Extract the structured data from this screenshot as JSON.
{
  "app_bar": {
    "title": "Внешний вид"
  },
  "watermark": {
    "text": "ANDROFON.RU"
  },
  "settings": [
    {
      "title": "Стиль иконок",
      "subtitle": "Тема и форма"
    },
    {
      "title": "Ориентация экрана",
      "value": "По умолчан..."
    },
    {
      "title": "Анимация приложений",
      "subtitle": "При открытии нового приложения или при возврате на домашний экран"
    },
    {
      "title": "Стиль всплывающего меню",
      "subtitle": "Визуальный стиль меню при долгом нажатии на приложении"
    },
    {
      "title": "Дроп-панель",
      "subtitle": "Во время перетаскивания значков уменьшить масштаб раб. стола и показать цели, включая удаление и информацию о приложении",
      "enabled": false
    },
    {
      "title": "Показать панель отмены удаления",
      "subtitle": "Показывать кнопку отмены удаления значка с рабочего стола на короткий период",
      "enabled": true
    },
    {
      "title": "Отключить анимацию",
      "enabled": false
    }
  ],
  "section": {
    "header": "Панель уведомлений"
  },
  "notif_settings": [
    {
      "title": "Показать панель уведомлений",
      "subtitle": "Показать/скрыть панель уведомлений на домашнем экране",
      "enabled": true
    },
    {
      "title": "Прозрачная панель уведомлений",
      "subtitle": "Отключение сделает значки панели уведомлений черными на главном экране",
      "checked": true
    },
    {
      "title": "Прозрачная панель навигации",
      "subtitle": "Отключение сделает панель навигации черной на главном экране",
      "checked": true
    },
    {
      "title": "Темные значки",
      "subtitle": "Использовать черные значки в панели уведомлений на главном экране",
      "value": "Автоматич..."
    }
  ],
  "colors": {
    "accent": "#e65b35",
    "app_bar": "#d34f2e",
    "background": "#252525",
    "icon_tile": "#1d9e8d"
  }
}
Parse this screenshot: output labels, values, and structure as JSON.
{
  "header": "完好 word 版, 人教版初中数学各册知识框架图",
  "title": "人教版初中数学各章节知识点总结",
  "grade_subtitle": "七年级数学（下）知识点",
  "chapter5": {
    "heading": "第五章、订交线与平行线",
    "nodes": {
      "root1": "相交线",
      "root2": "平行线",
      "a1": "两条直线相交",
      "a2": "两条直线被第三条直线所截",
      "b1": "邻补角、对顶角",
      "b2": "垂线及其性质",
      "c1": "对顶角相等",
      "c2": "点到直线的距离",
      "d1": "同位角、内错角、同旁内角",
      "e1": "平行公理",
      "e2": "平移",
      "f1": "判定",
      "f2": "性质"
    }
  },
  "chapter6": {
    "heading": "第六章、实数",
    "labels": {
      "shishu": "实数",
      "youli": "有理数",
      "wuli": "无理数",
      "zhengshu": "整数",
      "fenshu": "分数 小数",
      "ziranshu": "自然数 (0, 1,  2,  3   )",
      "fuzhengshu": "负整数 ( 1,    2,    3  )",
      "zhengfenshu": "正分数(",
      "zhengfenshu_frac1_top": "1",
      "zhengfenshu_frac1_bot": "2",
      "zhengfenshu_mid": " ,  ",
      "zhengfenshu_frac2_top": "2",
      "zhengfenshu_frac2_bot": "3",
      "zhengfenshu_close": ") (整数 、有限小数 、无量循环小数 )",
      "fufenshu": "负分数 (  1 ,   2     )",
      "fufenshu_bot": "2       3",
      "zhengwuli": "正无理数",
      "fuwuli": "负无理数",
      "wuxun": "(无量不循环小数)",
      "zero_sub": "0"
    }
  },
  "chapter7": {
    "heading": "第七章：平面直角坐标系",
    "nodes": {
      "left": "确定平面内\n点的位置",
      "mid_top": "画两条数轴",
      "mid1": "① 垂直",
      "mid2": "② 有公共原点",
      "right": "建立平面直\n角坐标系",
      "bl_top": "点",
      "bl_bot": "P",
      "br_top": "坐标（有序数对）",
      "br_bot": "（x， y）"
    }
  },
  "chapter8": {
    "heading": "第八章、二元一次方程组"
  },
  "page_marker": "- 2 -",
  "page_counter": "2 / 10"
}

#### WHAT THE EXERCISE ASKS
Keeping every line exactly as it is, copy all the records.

#### SOLUTION TO THIS TASK
Extract the structured data from this screenshot as JSON.
{
  "app_bar": {
    "title": "Внешний вид"
  },
  "watermark": {
    "text": "ANDROFON.RU"
  },
  "settings": [
    {
      "title": "Стиль иконок",
      "subtitle": "Тема и форма"
    },
    {
      "title": "Ориентация экрана",
      "value": "По умолчан..."
    },
    {
      "title": "Анимация приложений",
      "subtitle": "При открытии нового приложения или при возврате на домашний экран"
    },
    {
      "title": "Стиль всплывающего меню",
      "subtitle": "Визуальный стиль меню при долгом нажатии на приложении"
    },
    {
      "title": "Дроп-панель",
      "subtitle": "Во время перетаскивания значков уменьшить масштаб раб. стола и показать цели, включая удаление и информацию о приложении",
      "enabled": false
    },
    {
      "title": "Показать панель отмены удаления",
      "subtitle": "Показывать кнопку отмены удаления значка с рабочего стола на короткий период",
      "enabled": true
    },
    {
      "title": "Отключить анимацию",
      "enabled": false
    }
  ],
  "section": {
    "header": "Панель уведомлений"
  },
  "notif_settings": [
    {
      "title": "Показать панель уведомлений",
      "subtitle": "Показать/скрыть панель уведомлений на домашнем экране",
      "enabled": true
    },
    {
      "title": "Прозрачная панель уведомлений",
      "subtitle": "Отключение сделает значки панели уведомлений черными на главном экране",
      "checked": true
    },
    {
      "title": "Прозрачная панель навигации",
      "subtitle": "Отключение сделает панель навигации черной на главном экране",
      "checked": true
    },
    {
      "title": "Темные значки",
      "subtitle": "Использовать черные значки в панели уведомлений на главном экране",
      "value": "Автоматич..."
    }
  ],
  "colors": {
    "accent": "#e65b35",
    "app_bar": "#d34f2e",
    "background": "#252525",
    "icon_tile": "#1d9e8d"
  }
}
Parse this screenshot: output labels, values, and structure as JSON.
{
  "header": "完好 word 版, 人教版初中数学各册知识框架图",
  "title": "人教版初中数学各章节知识点总结",
  "grade_subtitle": "七年级数学（下）知识点",
  "chapter5": {
    "heading": "第五章、订交线与平行线",
    "nodes": {
      "root1": "相交线",
      "root2": "平行线",
      "a1": "两条直线相交",
      "a2": "两条直线被第三条直线所截",
      "b1": "邻补角、对顶角",
      "b2": "垂线及其性质",
      "c1": "对顶角相等",
      "c2": "点到直线的距离",
      "d1": "同位角、内错角、同旁内角",
      "e1": "平行公理",
      "e2": "平移",
      "f1": "判定",
      "f2": "性质"
    }
  },
  "chapter6": {
    "heading": "第六章、实数",
    "labels": {
      "shishu": "实数",
      "youli": "有理数",
      "wuli": "无理数",
      "zhengshu": "整数",
      "fenshu": "分数 小数",
      "ziranshu": "自然数 (0, 1,  2,  3   )",
      "fuzhengshu": "负整数 ( 1,    2,    3  )",
      "zhengfenshu": "正分数(",
      "zhengfenshu_frac1_top": "1",
      "zhengfenshu_frac1_bot": "2",
      "zhengfenshu_mid": " ,  ",
      "zhengfenshu_frac2_top": "2",
      "zhengfenshu_frac2_bot": "3",
      "zhengfenshu_close": ") (整数 、有限小数 、无量循环小数 )",
      "fufenshu": "负分数 (  1 ,   2     )",
      "fufenshu_bot": "2       3",
      "zhengwuli": "正无理数",
      "fuwuli": "负无理数",
      "wuxun": "(无量不循环小数)",
      "zero_sub": "0"
    }
  },
  "chapter7": {
    "heading": "第七章：平面直角坐标系",
    "nodes": {
      "left": "确定平面内\n点的位置",
      "mid_top": "画两条数轴",
      "mid1": "① 垂直",
      "mid2": "② 有公共原点",
      "right": "建立平面直\n角坐标系",
      "bl_top": "点",
      "bl_bot": "P",
      "br_top": "坐标（有序数对）",
      "br_bot": "（x， y）"
    }
  },
  "chapter8": {
    "heading": "第八章、二元一次方程组"
  },
  "page_marker": "- 2 -",
  "page_counter": "2 / 10"
}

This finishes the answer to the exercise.